Hide or Show Models on Quotes - Integrator Statistics on Apr 13, 2017
Customers like to know what they are buying, but they might use an integrator's detailed quote to shop the system designed. This is a challenge...
Hikvision Major OEM LTS Now Distributing Hikvision on Apr 12, 2017
In a rare move, one of Hikvision's top North American OEMs, LTS, has become a Hikvision distributor, as demonstrated in LTS' ISC West booth: In...
PSA Distributor Favorability Results on Apr 11, 2017
To most integrators, PSA is is a vague unknown entity but to some, PSA is exactly what a distributor should be.  In this report we provide an...
Best and Worst - ISC West 2017 Show Report on Apr 10, 2017
IPVM went to Las Vegas, examining what vendors are showcasing and what is new.

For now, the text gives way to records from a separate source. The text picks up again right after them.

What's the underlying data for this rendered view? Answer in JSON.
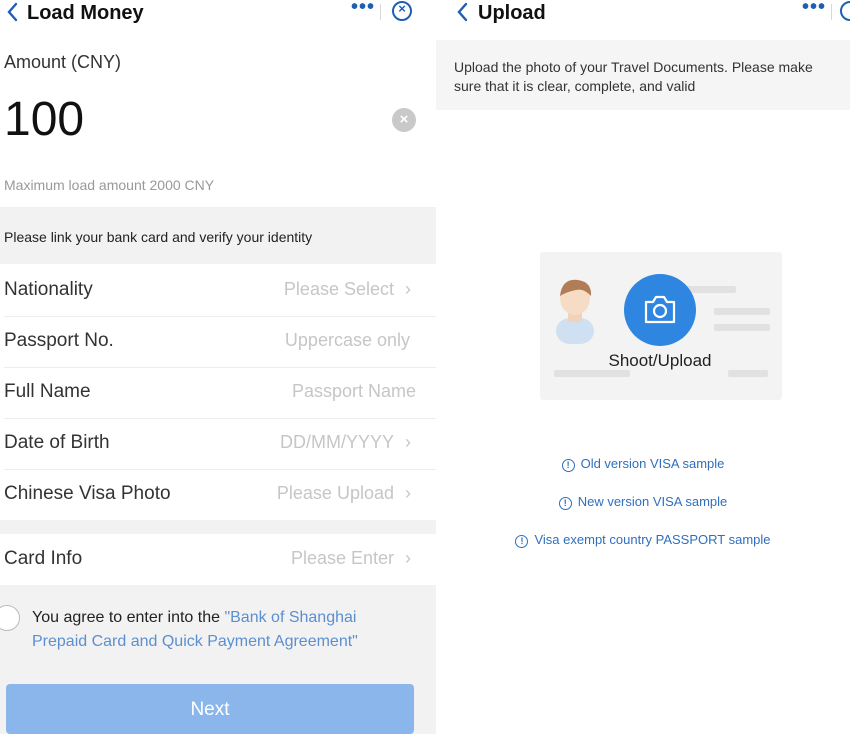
{
  "colors": {
    "accent": "#1e5fb5",
    "button": "#8bb6ec",
    "link": "#5b8fd0",
    "camera": "#2f86e0"
  },
  "left": {
    "nav": {
      "back_icon": "chevron-left-icon",
      "title": "Load Money",
      "more_icon": "more-dots-icon",
      "more_label": "•••",
      "close_icon": "close-circle-icon",
      "close_glyph": "×"
    },
    "amount": {
      "label": "Amount (CNY)",
      "value": "100",
      "clear_glyph": "×"
    },
    "max_note": "Maximum load amount 2000 CNY",
    "link_note": "Please link your bank card and verify your identity",
    "fields": [
      {
        "label": "Nationality",
        "placeholder": "Please Select",
        "chevron": "›"
      },
      {
        "label": "Passport No.",
        "placeholder": "Uppercase only"
      },
      {
        "label": "Full Name",
        "placeholder": "Passport Name"
      },
      {
        "label": "Date of Birth",
        "placeholder": "DD/MM/YYYY",
        "chevron": "›"
      },
      {
        "label": "Chinese Visa Photo",
        "placeholder": "Please Upload",
        "chevron": "›"
      }
    ],
    "card_info": {
      "label": "Card Info",
      "placeholder": "Please Enter",
      "chevron": "›"
    },
    "agreement": {
      "prefix": "You agree to enter into the ",
      "link": "\"Bank of Shanghai Prepaid Card and Quick Payment Agreement\""
    },
    "next_label": "Next"
  },
  "right": {
    "nav": {
      "back_icon": "chevron-left-icon",
      "title": "Upload",
      "more_label": "•••"
    },
    "hint": "Upload the photo of your Travel Documents. Please make sure that it is clear, complete, and valid",
    "shoot_label": "Shoot/Upload",
    "samples": [
      "Old version VISA sample",
      "New version VISA sample",
      "Visa exempt country PASSPORT sample"
    ],
    "info_glyph": "!"
  }
}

Attendance was up, according to the show, and was certainly well...
VMS Vs NVR Usage Statistics on Apr 07, 2017
What is used more often? VMS software or NVR appliances? 160 integrators told us what they most commonly use and why. [premium_content] Key...

Most Recent Industry Reports

IP Networking Course May 2017 on Apr 26, 2017
NOTE: Registration ends tomorrow, Thursday the 27th. This is the only networking course designed specifically for video surveillance professionals...
Tri-Ed Favorability Results on Apr 25, 2017
Tri-Ed, owned by Anixter, far outranked Anixter, the lowest ranked company in our distributor favorability series. Still, Anixter's ownership did...
Chinese 'Attacking Us From Every Direction', Says US FBI on Apr 25, 2017
"Chinese eating our lunch. Attacking us from every direction" said the US FBI's Deputy Director Andrew McCabe at the ASIS 2017 CSO Summit. .@FBI...
Eagle Eye Exec On Mountain Of Servers - VSaaS Growth Analysis on Apr 25, 2017
Eagle Eye VP of Operations, Hans Kahler, posted a picture of himself sitting on top of a shipment of new servers, as a testament to the companies...
Axis Posts Strong Q1 2017 Financial Results on Apr 24, 2017
Axis posted strong numbers for Q1 2017, after having some challenges in 2016 (Q1 2016, Q3 2016). Inventory levels and overall spending show...
Axis Lowest Cost Outdoor IR Camera M2025-LE Tested on Apr 24, 2017
Axis has lagged offering low cost IR cameras while their Asian competitors have made IR standard even in their most entry level cameras. Recently,...
IPVM First Dean's List W2017 - Thomas Atkinson, Matt Hurly and Fredrik Lundqvist on Apr 24, 2017
IPVM is happy to congratulate and celebrate our first "Dean's List", the top students in our courses. For the Winter 2017 IP Networking course...
Splicing Alarm Circuits Guide on Apr 24, 2017
Alarm installers commonly connect multiple sensors to a single zone. They do this by splicing the wires together. In this report, we will explain...
PureTech Video Analytics Examined on Apr 21, 2017
PureTech's analytics were chosen for a US border protection system (see related post), which the company claims no other analytics vendor was able...
US Border RVSS / Video Analytics System Examined on Apr 21, 2017
US Customs and Border Protection has been rolling out a video analytics-based detection system along the US/Mexico border, with detection ranges...

The world's leading video surveillance information source, IPVM provides the best reporting, testing and training for 10,000+ members globally. Dedicated to independent and objective information, we uniquely refuse any and all advertisements, sponsorship and consulting from manufacturers.

About | FAQ | Contact